‘People send me stuff and stop me in the store and say, “I pray for you all the time”. Those are the people who got us through.’
Ms Fox was discharged from the hospital a few weeks after waking up and sent to the University of Pittsburgh Medical Center (UPMC) Rehabilitation Institute.
There, she underwent three hours of physical therapy every day for six weeks in order to learn how to use her limbs again.
In October 2020, seven months after her ordeal began, she received prosthetics for her arms and legs.
She now uses the leg prosthetics regularly, but forgoes the ones for her arms — insisting life is ‘easier’ without them.
Ms Fox is shown above left learning to use the prosthetic limbs. A year after the infection, she has now returned to work
Ms Fox is pictured above during a session to learn how to use prosthetic limbs
One year after her hospitalization, Ms Fox was ready to return to work and resumed her position as assistant principal at Campbell High School.
She told FOX: ‘I mentally had to go back to work.
‘I’m a very “go, go go” type of person, and if I went out on disability, I was not going to have a good quality of life.
‘I had a lot of young eyes watching me, and I knew there were so many kids who would learn so much from my reaction to this.
‘It’s taught them about respecting differences and treating everyone fairly, regardless of their ability.
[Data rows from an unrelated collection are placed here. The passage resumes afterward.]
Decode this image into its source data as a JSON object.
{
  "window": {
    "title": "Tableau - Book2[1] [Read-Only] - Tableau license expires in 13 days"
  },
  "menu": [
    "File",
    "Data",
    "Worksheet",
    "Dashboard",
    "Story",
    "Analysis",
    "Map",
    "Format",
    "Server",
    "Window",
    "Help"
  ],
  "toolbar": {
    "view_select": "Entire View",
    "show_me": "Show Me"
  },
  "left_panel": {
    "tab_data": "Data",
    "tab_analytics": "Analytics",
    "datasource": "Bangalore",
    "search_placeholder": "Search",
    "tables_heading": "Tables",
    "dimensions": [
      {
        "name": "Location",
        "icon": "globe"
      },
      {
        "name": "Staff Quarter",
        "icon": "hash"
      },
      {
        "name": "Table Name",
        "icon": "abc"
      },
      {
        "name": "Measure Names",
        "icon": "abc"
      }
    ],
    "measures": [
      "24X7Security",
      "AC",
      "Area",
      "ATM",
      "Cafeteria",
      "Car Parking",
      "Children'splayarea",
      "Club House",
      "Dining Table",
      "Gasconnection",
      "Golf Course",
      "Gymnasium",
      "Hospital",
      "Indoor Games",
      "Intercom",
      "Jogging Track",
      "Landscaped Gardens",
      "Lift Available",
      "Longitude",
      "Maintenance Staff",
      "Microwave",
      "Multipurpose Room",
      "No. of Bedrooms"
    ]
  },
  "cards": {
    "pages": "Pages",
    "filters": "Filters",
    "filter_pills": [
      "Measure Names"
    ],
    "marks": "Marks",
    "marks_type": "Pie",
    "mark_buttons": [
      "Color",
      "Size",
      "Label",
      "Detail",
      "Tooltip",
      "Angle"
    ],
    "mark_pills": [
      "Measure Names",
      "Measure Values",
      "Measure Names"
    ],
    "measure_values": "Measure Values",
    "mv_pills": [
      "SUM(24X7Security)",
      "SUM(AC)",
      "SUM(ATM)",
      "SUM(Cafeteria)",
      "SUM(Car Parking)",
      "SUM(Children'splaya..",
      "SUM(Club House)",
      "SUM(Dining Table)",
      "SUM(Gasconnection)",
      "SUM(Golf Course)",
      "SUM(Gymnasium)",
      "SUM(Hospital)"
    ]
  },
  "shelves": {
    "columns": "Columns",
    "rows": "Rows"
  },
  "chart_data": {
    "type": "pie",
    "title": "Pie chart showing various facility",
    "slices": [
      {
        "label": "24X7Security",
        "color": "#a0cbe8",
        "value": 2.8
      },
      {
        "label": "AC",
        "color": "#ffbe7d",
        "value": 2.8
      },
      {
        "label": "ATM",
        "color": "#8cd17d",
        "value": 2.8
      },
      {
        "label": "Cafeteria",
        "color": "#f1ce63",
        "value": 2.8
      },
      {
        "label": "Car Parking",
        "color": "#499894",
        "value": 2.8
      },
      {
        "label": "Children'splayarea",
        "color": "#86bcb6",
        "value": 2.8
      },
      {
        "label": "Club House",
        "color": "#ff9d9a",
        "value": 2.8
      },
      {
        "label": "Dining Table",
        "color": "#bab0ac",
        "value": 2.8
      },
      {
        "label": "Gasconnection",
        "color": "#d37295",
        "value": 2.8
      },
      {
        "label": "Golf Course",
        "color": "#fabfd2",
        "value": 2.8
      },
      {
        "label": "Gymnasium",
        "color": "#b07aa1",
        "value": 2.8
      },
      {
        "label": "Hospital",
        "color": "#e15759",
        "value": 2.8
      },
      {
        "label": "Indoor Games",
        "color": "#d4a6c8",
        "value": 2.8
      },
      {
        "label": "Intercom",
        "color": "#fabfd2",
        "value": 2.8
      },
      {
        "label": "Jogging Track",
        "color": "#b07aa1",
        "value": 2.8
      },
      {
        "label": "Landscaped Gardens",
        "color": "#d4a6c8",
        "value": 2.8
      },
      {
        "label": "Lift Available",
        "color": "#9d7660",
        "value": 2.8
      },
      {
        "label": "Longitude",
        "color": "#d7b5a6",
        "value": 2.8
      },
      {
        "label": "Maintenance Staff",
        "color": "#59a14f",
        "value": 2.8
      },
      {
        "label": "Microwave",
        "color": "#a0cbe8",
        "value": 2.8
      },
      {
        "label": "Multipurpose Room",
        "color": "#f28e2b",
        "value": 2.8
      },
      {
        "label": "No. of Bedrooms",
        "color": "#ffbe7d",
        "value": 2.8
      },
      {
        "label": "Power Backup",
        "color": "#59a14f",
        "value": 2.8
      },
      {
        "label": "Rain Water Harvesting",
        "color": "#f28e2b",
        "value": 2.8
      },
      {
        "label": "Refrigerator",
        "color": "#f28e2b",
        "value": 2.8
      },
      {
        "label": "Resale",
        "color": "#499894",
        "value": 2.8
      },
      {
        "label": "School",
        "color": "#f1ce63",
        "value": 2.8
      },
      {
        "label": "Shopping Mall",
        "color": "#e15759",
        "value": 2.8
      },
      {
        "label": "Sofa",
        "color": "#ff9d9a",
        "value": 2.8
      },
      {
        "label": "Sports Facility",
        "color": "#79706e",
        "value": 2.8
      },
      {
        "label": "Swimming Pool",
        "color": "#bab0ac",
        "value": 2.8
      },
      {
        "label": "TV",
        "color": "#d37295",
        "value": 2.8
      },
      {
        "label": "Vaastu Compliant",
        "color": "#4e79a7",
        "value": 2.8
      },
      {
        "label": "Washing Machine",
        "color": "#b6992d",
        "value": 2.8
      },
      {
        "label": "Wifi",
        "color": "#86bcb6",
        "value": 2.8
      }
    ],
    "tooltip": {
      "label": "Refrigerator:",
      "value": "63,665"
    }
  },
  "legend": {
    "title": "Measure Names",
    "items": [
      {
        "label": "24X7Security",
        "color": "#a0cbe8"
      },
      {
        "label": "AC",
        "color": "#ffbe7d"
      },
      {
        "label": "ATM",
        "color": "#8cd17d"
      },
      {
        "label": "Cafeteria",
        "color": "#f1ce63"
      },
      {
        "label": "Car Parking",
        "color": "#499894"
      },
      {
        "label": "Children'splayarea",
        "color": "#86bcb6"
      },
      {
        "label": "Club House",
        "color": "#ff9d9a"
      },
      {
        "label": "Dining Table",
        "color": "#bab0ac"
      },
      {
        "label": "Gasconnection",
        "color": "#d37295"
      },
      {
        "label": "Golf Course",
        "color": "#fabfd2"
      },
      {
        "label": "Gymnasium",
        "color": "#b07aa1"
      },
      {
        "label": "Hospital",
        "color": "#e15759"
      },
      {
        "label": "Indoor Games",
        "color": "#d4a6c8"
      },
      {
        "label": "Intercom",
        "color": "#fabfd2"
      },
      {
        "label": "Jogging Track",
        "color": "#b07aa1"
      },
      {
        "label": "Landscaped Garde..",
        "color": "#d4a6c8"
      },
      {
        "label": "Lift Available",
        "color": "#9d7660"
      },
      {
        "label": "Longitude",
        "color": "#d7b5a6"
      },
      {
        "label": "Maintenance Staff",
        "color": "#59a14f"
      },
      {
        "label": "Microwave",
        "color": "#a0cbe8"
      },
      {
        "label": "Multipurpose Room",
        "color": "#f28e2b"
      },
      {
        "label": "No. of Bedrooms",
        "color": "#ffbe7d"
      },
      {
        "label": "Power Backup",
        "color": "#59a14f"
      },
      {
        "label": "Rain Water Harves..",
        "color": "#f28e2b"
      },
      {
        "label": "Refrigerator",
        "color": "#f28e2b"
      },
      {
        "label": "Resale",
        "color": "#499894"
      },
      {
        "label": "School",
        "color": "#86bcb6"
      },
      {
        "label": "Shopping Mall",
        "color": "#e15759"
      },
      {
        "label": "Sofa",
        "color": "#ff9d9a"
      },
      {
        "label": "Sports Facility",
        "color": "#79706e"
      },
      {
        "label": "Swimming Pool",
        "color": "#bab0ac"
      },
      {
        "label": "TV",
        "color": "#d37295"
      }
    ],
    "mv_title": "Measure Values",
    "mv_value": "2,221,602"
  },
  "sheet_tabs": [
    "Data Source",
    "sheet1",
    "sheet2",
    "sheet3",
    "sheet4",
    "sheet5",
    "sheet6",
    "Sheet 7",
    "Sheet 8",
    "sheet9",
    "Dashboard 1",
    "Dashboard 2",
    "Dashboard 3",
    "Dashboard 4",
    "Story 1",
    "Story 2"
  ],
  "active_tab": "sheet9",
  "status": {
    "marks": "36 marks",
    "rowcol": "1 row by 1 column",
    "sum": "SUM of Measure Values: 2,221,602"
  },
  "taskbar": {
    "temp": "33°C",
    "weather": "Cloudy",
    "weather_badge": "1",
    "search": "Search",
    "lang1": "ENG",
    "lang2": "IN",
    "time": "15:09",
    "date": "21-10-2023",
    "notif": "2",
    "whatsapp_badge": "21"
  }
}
And it’s taught them how they should overcome their own barriers and tough moments.
‘As an educator, I didn’t want my students to think I took the easy way out.’
Ms Fox also revealed although insurance covered some of her costs the medical bills have still been high. She has also had to pay for renovations to her home in order to make it more accessible.
This has led her community to rally and organize several fundraisers to help her handle expenses.
While many cases of the flu are mild, some can lead to serious side effects — as in Ms Fox’s case — and even death.
And, as the flu season carries on in the US, cases of the virus are rising, with doctors recommending everyone get the flu vaccine to protect themselves.
The vaccine is offered to everyone six months and older, although health experts say it is especially important for people 75 and older.
The shot does not guarantee someone will not catch the flu, but it slashes the risk of them suffering from severe disease if they become infected.
As of the end of September, about 173million flu vaccine doses had been distributed by manufacturers and 47 percent of US adults had gotten a flu shot.
Fifty-five percent of kids had received one, as have 71 percent of people 65 years and older.
In its latest report, which covers data for the week ending October 28, the Centers for Disease Control and Prevention (CDC) said flu-like illness is beginning to increase, with some states reporting high levels of influenza-like infections.
Influenza-like illnesses include other respiratory illnesses like Covid-19 and respiratory syncytial virus (RSV).
Alaska is currently reporting the most activity in the US, with its status classified as ‘high.’ It is closely followed by Florida, Georgia and Mississippi — all of which are deemed to have ‘moderate’ flu-like activity.
Additionally, for the week ending November 3, private labs in the US tested 50,459 samples for flu and found 2 percent were positive.
In public labs, of 2,213 samples tested, 8.5 percent were positive for flu.